__EXERCISE DETAILS__:
Line count for "Aplikasi": state how many lines of the listing below contain it, without anything else.

__DATASET__:
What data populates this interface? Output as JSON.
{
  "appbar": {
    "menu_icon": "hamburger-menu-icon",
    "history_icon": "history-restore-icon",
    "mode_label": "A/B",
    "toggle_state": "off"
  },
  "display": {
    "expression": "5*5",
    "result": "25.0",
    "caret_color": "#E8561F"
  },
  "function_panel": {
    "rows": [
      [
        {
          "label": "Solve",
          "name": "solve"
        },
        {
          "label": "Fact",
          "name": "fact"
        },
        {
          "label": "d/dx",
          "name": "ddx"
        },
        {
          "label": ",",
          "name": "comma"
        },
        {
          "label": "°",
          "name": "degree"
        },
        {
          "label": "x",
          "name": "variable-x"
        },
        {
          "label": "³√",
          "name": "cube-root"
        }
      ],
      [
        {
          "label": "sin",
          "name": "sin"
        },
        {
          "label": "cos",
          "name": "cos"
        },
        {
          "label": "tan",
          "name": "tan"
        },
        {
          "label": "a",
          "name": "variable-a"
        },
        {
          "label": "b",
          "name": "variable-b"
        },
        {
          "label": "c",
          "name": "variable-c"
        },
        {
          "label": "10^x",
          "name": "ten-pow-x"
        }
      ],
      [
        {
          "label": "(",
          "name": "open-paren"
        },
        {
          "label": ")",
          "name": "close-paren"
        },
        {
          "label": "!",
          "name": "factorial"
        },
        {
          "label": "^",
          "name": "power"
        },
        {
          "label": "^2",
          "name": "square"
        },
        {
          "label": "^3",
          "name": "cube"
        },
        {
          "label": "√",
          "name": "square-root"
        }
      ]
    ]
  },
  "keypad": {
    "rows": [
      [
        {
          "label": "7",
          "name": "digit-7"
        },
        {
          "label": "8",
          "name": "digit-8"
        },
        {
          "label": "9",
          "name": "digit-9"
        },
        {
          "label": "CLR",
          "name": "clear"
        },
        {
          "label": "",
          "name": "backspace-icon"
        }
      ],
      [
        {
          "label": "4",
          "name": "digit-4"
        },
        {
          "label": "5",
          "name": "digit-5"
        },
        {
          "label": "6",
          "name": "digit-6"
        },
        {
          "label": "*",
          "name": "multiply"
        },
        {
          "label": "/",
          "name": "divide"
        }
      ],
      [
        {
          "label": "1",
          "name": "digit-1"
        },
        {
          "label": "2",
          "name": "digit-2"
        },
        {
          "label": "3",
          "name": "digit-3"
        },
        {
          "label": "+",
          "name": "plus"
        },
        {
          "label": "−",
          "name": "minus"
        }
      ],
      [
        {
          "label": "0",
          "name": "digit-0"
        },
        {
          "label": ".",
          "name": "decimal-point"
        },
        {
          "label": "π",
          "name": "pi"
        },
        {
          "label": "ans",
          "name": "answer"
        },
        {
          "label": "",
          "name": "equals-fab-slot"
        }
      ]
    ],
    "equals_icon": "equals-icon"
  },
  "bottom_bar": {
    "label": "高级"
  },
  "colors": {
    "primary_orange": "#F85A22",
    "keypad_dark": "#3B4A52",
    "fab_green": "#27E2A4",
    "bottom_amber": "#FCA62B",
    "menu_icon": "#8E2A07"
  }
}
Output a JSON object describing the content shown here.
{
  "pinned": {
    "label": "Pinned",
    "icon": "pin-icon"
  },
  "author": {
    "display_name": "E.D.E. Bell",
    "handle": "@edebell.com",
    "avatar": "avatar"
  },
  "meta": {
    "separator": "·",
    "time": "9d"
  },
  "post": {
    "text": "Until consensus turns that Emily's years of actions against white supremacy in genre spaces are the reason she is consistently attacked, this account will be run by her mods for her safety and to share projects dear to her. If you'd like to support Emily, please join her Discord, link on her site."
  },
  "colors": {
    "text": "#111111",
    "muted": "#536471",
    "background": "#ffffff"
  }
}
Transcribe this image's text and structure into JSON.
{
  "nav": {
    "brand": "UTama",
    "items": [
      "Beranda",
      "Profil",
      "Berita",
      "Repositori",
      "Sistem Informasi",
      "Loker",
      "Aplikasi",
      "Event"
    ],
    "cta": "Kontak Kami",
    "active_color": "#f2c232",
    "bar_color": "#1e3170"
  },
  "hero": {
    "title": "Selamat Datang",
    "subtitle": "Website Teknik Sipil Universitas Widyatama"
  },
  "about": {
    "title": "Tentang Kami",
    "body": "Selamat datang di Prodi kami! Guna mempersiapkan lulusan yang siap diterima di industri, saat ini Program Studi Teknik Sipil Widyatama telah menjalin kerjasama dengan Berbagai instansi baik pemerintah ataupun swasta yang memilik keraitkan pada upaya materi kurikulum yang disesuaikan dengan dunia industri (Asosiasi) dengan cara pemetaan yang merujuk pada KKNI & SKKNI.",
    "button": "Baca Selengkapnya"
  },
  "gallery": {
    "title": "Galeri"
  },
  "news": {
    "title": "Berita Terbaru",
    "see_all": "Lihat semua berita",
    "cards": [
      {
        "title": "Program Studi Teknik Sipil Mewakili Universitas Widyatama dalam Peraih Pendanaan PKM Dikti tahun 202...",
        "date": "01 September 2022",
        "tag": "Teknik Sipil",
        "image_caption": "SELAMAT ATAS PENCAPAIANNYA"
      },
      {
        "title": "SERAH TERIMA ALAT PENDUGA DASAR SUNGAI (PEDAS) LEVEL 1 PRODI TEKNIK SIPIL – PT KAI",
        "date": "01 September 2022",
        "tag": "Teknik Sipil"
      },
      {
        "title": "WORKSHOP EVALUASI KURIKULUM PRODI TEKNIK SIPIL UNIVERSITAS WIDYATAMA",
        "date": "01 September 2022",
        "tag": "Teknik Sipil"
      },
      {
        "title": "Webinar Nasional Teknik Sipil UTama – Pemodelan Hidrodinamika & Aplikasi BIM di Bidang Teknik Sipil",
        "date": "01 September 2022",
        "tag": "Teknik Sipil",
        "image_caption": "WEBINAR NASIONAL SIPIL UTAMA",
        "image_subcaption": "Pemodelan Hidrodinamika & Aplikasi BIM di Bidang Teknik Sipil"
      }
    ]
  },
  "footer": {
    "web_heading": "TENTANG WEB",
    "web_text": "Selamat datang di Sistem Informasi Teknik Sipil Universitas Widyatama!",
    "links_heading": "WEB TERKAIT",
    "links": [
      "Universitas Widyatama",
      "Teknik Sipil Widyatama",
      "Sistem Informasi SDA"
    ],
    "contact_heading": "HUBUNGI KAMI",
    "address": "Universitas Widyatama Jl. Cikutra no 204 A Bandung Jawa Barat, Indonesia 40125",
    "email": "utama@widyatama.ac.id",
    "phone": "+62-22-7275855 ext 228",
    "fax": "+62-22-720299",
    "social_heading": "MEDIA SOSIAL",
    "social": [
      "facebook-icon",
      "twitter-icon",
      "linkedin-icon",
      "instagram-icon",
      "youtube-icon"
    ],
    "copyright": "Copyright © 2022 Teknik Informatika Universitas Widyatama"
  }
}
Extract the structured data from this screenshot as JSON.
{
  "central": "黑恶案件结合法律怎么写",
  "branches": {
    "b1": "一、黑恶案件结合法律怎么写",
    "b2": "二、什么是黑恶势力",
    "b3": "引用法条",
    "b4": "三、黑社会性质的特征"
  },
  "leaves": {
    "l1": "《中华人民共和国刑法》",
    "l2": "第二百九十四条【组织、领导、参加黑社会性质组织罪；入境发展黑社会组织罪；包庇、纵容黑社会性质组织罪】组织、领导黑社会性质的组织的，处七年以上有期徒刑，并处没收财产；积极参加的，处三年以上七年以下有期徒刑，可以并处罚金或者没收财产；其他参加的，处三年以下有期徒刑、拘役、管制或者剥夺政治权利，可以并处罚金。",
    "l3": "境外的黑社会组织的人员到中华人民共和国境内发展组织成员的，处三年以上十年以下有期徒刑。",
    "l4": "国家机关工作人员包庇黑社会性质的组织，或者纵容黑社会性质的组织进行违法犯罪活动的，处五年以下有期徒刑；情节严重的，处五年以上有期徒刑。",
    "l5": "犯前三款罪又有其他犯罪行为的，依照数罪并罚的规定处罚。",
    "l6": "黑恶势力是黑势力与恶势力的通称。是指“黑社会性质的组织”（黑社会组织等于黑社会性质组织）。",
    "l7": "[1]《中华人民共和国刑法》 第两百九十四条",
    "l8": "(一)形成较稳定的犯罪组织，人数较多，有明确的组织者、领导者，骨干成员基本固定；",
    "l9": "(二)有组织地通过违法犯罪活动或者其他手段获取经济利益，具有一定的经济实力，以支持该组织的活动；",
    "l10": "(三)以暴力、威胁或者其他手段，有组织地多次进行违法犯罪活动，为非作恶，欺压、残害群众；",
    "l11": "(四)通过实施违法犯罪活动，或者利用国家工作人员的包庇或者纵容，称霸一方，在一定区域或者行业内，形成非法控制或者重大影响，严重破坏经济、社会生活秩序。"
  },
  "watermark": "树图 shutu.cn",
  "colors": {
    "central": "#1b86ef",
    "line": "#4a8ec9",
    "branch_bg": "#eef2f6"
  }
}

__REPLY__:
3